▶ **Problem description**
Exactly as written, return the entries below, minus any pictures.

▶ **Input**
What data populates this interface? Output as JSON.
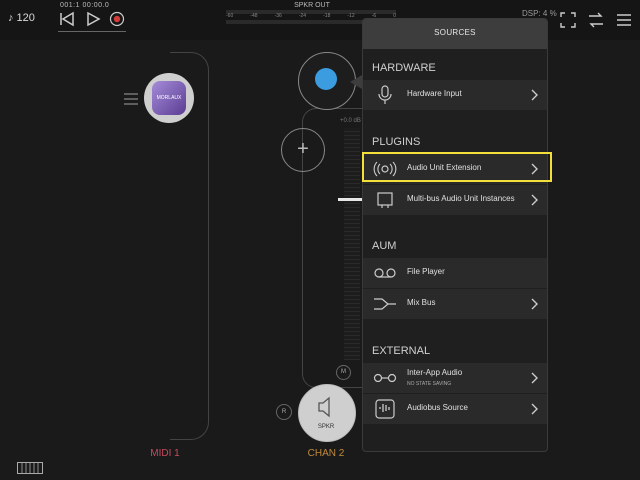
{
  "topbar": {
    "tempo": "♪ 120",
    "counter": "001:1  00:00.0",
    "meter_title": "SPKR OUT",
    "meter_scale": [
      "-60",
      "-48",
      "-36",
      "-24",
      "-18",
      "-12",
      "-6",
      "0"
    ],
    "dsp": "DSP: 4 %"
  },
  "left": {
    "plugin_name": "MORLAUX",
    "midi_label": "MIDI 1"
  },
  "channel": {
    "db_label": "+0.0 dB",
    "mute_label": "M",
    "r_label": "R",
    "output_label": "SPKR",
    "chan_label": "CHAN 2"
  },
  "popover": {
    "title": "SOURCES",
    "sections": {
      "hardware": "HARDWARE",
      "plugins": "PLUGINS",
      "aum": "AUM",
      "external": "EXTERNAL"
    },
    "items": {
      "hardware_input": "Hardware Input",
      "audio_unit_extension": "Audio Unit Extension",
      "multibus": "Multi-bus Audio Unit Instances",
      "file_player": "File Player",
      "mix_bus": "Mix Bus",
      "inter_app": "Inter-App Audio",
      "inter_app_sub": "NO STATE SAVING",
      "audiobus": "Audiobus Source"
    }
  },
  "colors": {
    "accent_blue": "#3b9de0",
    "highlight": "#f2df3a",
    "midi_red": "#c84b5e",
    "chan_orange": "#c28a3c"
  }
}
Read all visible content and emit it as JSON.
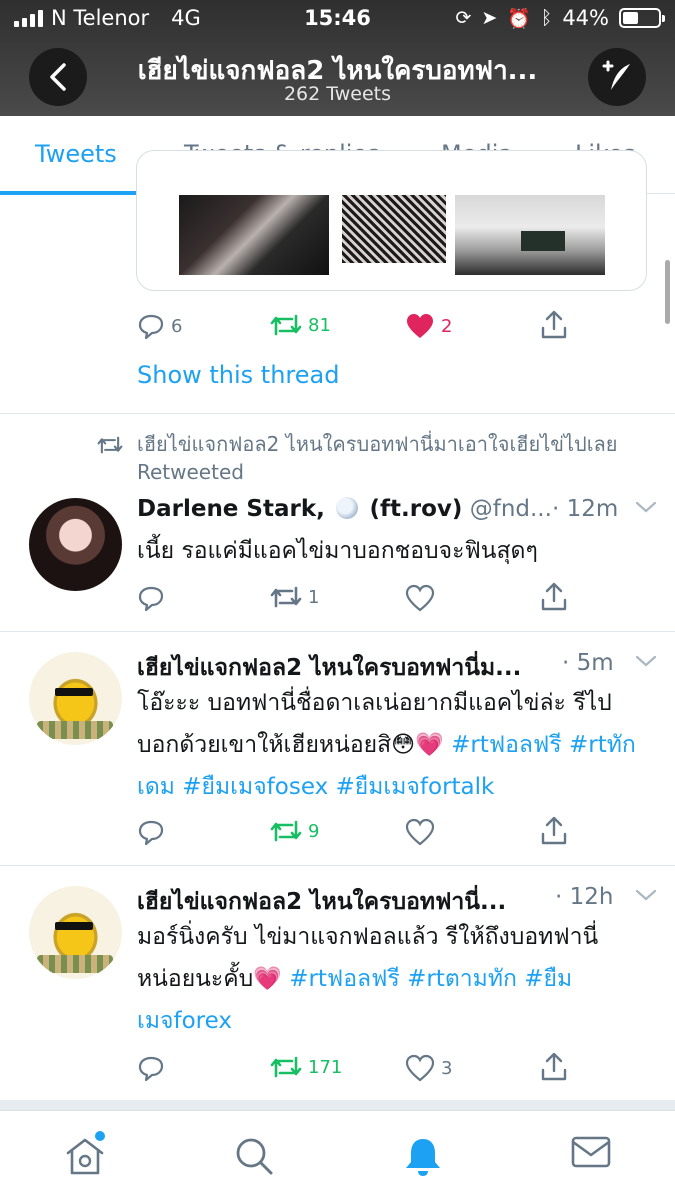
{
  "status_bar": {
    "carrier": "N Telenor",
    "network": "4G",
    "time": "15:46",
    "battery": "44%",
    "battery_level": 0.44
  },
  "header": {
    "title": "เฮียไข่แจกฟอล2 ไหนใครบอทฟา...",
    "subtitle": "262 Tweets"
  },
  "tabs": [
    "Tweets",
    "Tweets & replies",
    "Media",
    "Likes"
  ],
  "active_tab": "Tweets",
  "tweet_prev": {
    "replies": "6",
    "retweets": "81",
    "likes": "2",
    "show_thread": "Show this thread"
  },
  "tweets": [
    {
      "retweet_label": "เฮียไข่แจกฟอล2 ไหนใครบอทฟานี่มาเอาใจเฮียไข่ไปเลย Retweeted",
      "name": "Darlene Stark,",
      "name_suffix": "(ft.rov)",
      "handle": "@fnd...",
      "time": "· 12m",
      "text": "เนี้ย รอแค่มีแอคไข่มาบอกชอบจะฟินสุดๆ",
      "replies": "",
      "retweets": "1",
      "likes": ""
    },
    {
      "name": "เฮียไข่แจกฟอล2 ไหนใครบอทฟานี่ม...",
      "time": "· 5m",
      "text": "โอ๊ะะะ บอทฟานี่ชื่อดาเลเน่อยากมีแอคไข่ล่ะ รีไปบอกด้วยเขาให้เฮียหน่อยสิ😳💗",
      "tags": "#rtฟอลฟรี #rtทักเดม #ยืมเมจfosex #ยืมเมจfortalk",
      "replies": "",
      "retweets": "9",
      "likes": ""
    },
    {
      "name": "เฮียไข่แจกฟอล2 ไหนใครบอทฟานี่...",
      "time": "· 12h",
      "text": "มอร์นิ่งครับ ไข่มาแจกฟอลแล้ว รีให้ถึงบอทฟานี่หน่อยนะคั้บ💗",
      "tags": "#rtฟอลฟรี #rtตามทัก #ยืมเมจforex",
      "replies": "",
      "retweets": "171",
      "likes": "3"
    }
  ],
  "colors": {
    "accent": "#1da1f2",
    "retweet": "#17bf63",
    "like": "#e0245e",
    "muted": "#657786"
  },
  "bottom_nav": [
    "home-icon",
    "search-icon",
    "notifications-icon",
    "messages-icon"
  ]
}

▶ **Exercise output**
What data populates this interface? Output as JSON.
{
  "topbar": {
    "tempo": "♪ 120",
    "counter": "001:1  00:00.0",
    "meter_title": "SPKR OUT",
    "meter_scale": [
      "-60",
      "-48",
      "-36",
      "-24",
      "-18",
      "-12",
      "-6",
      "0"
    ],
    "dsp": "DSP: 4 %"
  },
  "left": {
    "plugin_name": "MORLAUX",
    "midi_label": "MIDI 1"
  },
  "channel": {
    "db_label": "+0.0 dB",
    "mute_label": "M",
    "r_label": "R",
    "output_label": "SPKR",
    "chan_label": "CHAN 2"
  },
  "popover": {
    "title": "SOURCES",
    "sections": {
      "hardware": "HARDWARE",
      "plugins": "PLUGINS",
      "aum": "AUM",
      "external": "EXTERNAL"
    },
    "items": {
      "hardware_input": "Hardware Input",
      "audio_unit_extension": "Audio Unit Extension",
      "multibus": "Multi-bus Audio Unit Instances",
      "file_player": "File Player",
      "mix_bus": "Mix Bus",
      "inter_app": "Inter-App Audio",
      "inter_app_sub": "NO STATE SAVING",
      "audiobus": "Audiobus Source"
    }
  },
  "colors": {
    "accent_blue": "#3b9de0",
    "highlight": "#f2df3a",
    "midi_red": "#c84b5e",
    "chan_orange": "#c28a3c"
  }
}
Read all visible content and emit it as JSON.
{
  "status_bar": {
    "carrier": "N Telenor",
    "network": "4G",
    "time": "15:46",
    "battery": "44%",
    "battery_level": 0.44
  },
  "header": {
    "title": "เฮียไข่แจกฟอล2 ไหนใครบอทฟา...",
    "subtitle": "262 Tweets"
  },
  "tabs": [
    "Tweets",
    "Tweets & replies",
    "Media",
    "Likes"
  ],
  "active_tab": "Tweets",
  "tweet_prev": {
    "replies": "6",
    "retweets": "81",
    "likes": "2",
    "show_thread": "Show this thread"
  },
  "tweets": [
    {
      "retweet_label": "เฮียไข่แจกฟอล2 ไหนใครบอทฟานี่มาเอาใจเฮียไข่ไปเลย Retweeted",
      "name": "Darlene Stark,",
      "name_suffix": "(ft.rov)",
      "handle": "@fnd...",
      "time": "· 12m",
      "text": "เนี้ย รอแค่มีแอคไข่มาบอกชอบจะฟินสุดๆ",
      "replies": "",
      "retweets": "1",
      "likes": ""
    },
    {
      "name": "เฮียไข่แจกฟอล2 ไหนใครบอทฟานี่ม...",
      "time": "· 5m",
      "text": "โอ๊ะะะ บอทฟานี่ชื่อดาเลเน่อยากมีแอคไข่ล่ะ รีไปบอกด้วยเขาให้เฮียหน่อยสิ😳💗",
      "tags": "#rtฟอลฟรี #rtทักเดม #ยืมเมจfosex #ยืมเมจfortalk",
      "replies": "",
      "retweets": "9",
      "likes": ""
    },
    {
      "name": "เฮียไข่แจกฟอล2 ไหนใครบอทฟานี่...",
      "time": "· 12h",
      "text": "มอร์นิ่งครับ ไข่มาแจกฟอลแล้ว รีให้ถึงบอทฟานี่หน่อยนะคั้บ💗",
      "tags": "#rtฟอลฟรี #rtตามทัก #ยืมเมจforex",
      "replies": "",
      "retweets": "171",
      "likes": "3"
    }
  ],
  "colors": {
    "accent": "#1da1f2",
    "retweet": "#17bf63",
    "like": "#e0245e",
    "muted": "#657786"
  },
  "bottom_nav": [
    "home-icon",
    "search-icon",
    "notifications-icon",
    "messages-icon"
  ]
}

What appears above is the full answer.